But then, we as a nation have been falling through a bottomless pit for some time now. Criminals and terrorists have no qualms about attacking funerals and hospitals, even killing women and children if they happen to get in the way.
In this country, flawed ideologies have led to the murder of doctors, teachers and polio vaccinators, all doing the work of messiahs. But where is society’s condemnation? Or have we become numb?
The robbery has been condemned by the high and mighty of this land, including the prime minister.
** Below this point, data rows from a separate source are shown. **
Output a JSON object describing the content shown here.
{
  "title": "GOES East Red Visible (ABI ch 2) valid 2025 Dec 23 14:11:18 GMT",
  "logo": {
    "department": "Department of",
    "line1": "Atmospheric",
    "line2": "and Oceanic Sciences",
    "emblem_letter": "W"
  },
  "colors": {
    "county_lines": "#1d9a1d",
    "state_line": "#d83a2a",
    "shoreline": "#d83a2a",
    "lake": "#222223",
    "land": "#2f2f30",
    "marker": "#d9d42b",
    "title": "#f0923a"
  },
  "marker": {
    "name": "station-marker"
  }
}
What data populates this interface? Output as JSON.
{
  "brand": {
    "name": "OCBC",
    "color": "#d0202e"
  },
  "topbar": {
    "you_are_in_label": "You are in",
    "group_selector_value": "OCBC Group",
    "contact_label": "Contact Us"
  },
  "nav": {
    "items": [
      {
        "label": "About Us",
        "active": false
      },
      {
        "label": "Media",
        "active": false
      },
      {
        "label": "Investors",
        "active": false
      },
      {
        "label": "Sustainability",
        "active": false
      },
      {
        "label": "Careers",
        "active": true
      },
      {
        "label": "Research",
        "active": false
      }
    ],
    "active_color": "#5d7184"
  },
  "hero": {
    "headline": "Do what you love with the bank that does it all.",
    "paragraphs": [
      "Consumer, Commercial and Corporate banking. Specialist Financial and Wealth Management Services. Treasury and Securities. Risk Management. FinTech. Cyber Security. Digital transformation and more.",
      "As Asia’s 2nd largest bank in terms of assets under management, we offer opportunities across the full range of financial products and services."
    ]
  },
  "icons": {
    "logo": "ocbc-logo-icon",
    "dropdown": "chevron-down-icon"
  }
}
However, while we are hopeful that Mr Edhi will recover and continue his mission to serve humanity, we are not so sure if the authorities will be moved by this latest outrage to act decisively and crack down on urban crime so that citizens’ lives and properties are made safe.

PPP KPK delegation calls on PPP Co-Chairman and Chairperson
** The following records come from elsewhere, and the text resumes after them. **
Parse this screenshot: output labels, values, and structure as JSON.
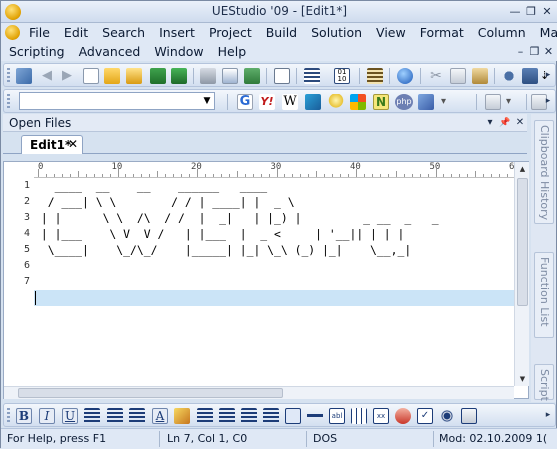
{
  "window": {
    "title": "UEStudio '09 - [Edit1*]",
    "controls": {
      "minimize": "—",
      "restore": "❐",
      "close": "✕"
    }
  },
  "menubar": {
    "row1": [
      "File",
      "Edit",
      "Search",
      "Insert",
      "Project",
      "Build",
      "Solution",
      "View",
      "Format",
      "Column",
      "Macro"
    ],
    "row2": [
      "Scripting",
      "Advanced",
      "Window",
      "Help"
    ],
    "mdi_controls": {
      "minimize": "–",
      "restore": "❐",
      "close": "✕"
    }
  },
  "toolbar1": {
    "icons": [
      "open-project-icon",
      "back-icon",
      "forward-icon",
      "new-file-icon",
      "open-folder-icon",
      "open-file-icon",
      "save-icon",
      "save-all-icon",
      "print-icon",
      "print-preview-icon",
      "excel-icon",
      "file-properties-icon",
      "word-wrap-icon",
      "hex-mode-icon",
      "line-numbers-icon",
      "web-browser-icon",
      "cut-icon",
      "copy-icon",
      "paste-icon",
      "find-icon",
      "replace-icon",
      "find-next-icon"
    ],
    "overflow": "▸"
  },
  "toolbar2": {
    "search_value": "",
    "icons": [
      "google-icon",
      "yahoo-icon",
      "wikipedia-icon",
      "dictionary-icon",
      "bulb-icon",
      "microsoft-icon",
      "n-icon",
      "php-icon",
      "jquery-icon",
      "chevron-icon",
      "clipboard-icon",
      "overflow-icon"
    ],
    "overflow": "▸"
  },
  "open_files": {
    "title": "Open Files",
    "controls": {
      "dropdown": "▾",
      "pin": "📌",
      "close": "✕"
    },
    "tabs": [
      {
        "label": "Edit1*",
        "close": "✕"
      }
    ]
  },
  "ruler": {
    "labels": [
      "0",
      "10",
      "20",
      "30",
      "40",
      "50",
      "6"
    ]
  },
  "editor": {
    "line_numbers": [
      "1",
      "2",
      "3",
      "4",
      "5",
      "6",
      "7"
    ],
    "lines": [
      "   ____  __    __    ______   ____",
      "  / ___| \\ \\        / / | ____| |  _ \\",
      " | |      \\ \\  /\\  / /  |  _|   | |_) |         _ __  _   _",
      " | |___    \\ V  V /   | |___  |  _ <     | '__|| | | |",
      "  \\____|    \\_/\\_/    |_____| |_| \\_\\ (_) |_|    \\__,_|",
      "",
      ""
    ],
    "current_line": 7
  },
  "right_dock": {
    "tabs": [
      "Clipboard History",
      "Function List",
      "Script"
    ]
  },
  "format_toolbar": {
    "icons": [
      "bold-icon",
      "italic-icon",
      "underline-icon",
      "indent-icon",
      "bullet-list-icon",
      "numbered-list-icon",
      "text-color-icon",
      "highlight-icon",
      "align-left-icon",
      "align-center-icon",
      "align-right-icon",
      "justify-icon",
      "insert-link-icon",
      "hr-icon",
      "abl-icon",
      "table-icon",
      "xx-icon",
      "special-icon",
      "checkbox-icon",
      "radio-icon",
      "button-icon"
    ],
    "overflow": "▸"
  },
  "statusbar": {
    "help": "For Help, press F1",
    "position": "Ln 7, Col 1, C0",
    "encoding": "DOS",
    "modified": "Mod: 02.10.2009 1("
  }
}
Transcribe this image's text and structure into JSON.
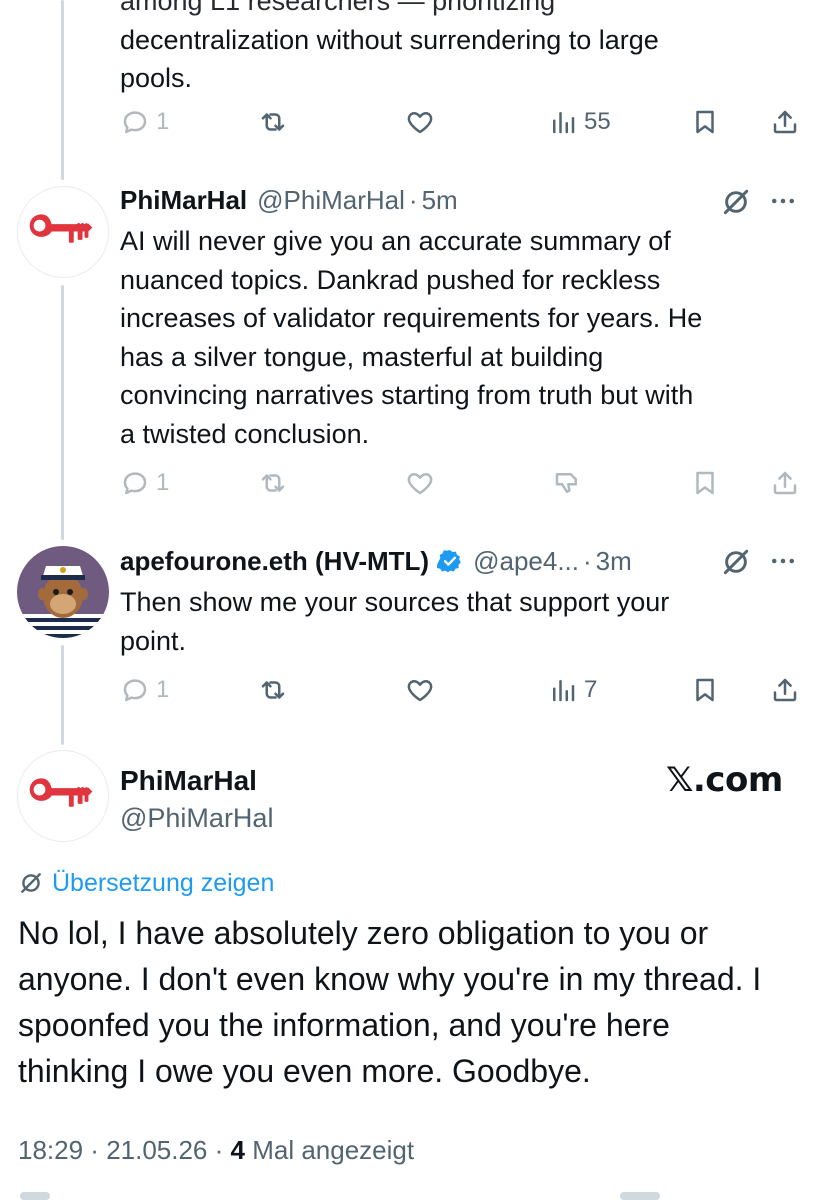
{
  "colors": {
    "text_primary": "#0f1419",
    "text_secondary": "#536471",
    "link_blue": "#1d9bf0",
    "thread_line": "#cfd9de",
    "verified_blue": "#1d9bf0",
    "key_red": "#e0353e"
  },
  "previous_tweet": {
    "text_lines": [
      "decentralization without surrendering to large",
      "pools."
    ],
    "actions": {
      "reply_count": "1",
      "views_count": "55"
    }
  },
  "tweet_phimarhal": {
    "display_name": "PhiMarHal",
    "handle": "@PhiMarHal",
    "dot": "·",
    "time": "5m",
    "avatar_icon": "red-key-icon",
    "text_lines": [
      "AI will never give you an accurate summary of",
      "nuanced topics. Dankrad pushed for reckless",
      "increases of validator requirements for years. He",
      "has a silver tongue, masterful at building",
      "convincing narratives starting from truth but with",
      "a twisted conclusion."
    ],
    "actions": {
      "reply_count": "1"
    }
  },
  "tweet_apefourone": {
    "display_name": "apefourone.eth (HV-MTL)",
    "handle": "@ape4...",
    "dot": "·",
    "time": "3m",
    "avatar_icon": "captain-ape-avatar",
    "verified_icon": "verified-badge-icon",
    "text_lines": [
      "Then show me your sources that support your",
      "point."
    ],
    "actions": {
      "reply_count": "1",
      "views_count": "7"
    }
  },
  "main_tweet": {
    "display_name": "PhiMarHal",
    "handle": "@PhiMarHal",
    "watermark": "𝕏.com",
    "translate_label": "Übersetzung zeigen",
    "text_lines": [
      "No lol, I have absolutely zero obligation to you or",
      "anyone. I don't even know why you're in my thread. I",
      "spoonfed you the information, and you're here",
      "thinking I owe you even more. Goodbye."
    ],
    "meta": {
      "time": "18:29",
      "sep1": " · ",
      "date": "21.05.26",
      "sep2": " · ",
      "views": "4",
      "views_label": " Mal angezeigt"
    }
  }
}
A delegation of PPP KPK led by its President Khanzada Khan called on PPP Co-Chairman former President Asif Ali Zardari and Chairperson Bilawal Bhutto Zardari here at Bilawal House Monday evening.

Pakistan - Steady rise of Militants’ narrative greatest fault line of Pakistan’s body politic

The steady rise of the militants’ narrative, supported by the far right and Islamists, is a new and far more dangerous fault line of Pakistan’s body politic and this rise of the one-sided narrative of the extremists is a failure of the state and society.
There is a dire need to correct the narrative to win this war. However, we will not be able to correct the narrative until we address the perception that militants have been encouraged by state policies and addressed the perception that some militant outfits for advancing our foreign and security policy objectives.
This was started by Senator Farhatullah Babar speaking at a seminar on the ideological dimensions of militancy organized by the Pakistan Institute for Conflict and Security studies at a local hotel in Islamabad.
We must admit that a course correction is needed.
When the chief of a religo political party says that the soldiers killed in the war are not martyrs, when the head of another religo politcal party says that even a dog killed by the US is a martyr and when quite a few argue that the west has awarded Malala the Nobel Prize only to use her as a ‘pawn’ in their new crusade against Islam, clearly the militants’ narrative seems to be winning.
The existing narrative on war against militancy is based on four pillars namely that it is jehad, is directed against the US and foreign troops in the region, is against the drone strikes and that this is US war and not the war of Pakistan.
There is an element of intellectual confusion and both the state of Pakistan and international community has contributed to this ideological confusion.
The state of Pakistan contributed to it when Zia embraced the jehad ideology and formally decreed ‘Iman, Taqwa, jehad fee sabillillah’ as the battle cry of the troops.
The international community contributed to it when President Reagan described the eights mujahideen leaders who were invited to the White House “the moral equivalents of George Washington”.
It is less difficult to fight militants but more difficult to fight the mindset.
We are also not serious in addressing the issue, he said.
The National Security Policy announced several months ago admitted ‘large number of terrorists either are or have been students of madaris where they were brainwashed to take up arms against the state’ and promised to mainstream 23,000 madaris in the national and provincial educational establishment in just one year. Yet not a single rupee was allocated to NCTA in the 2014 budget.
We will not win the war of narrative until we candidly answer the question whether the state is still patronizing some groups and why?
Questions do arise when Asmatullah Muawiya, the Punjabi Taliban leader, publicly declares ceasefire against Pakistan and directs his guns towards Afghanistan and the state remains silent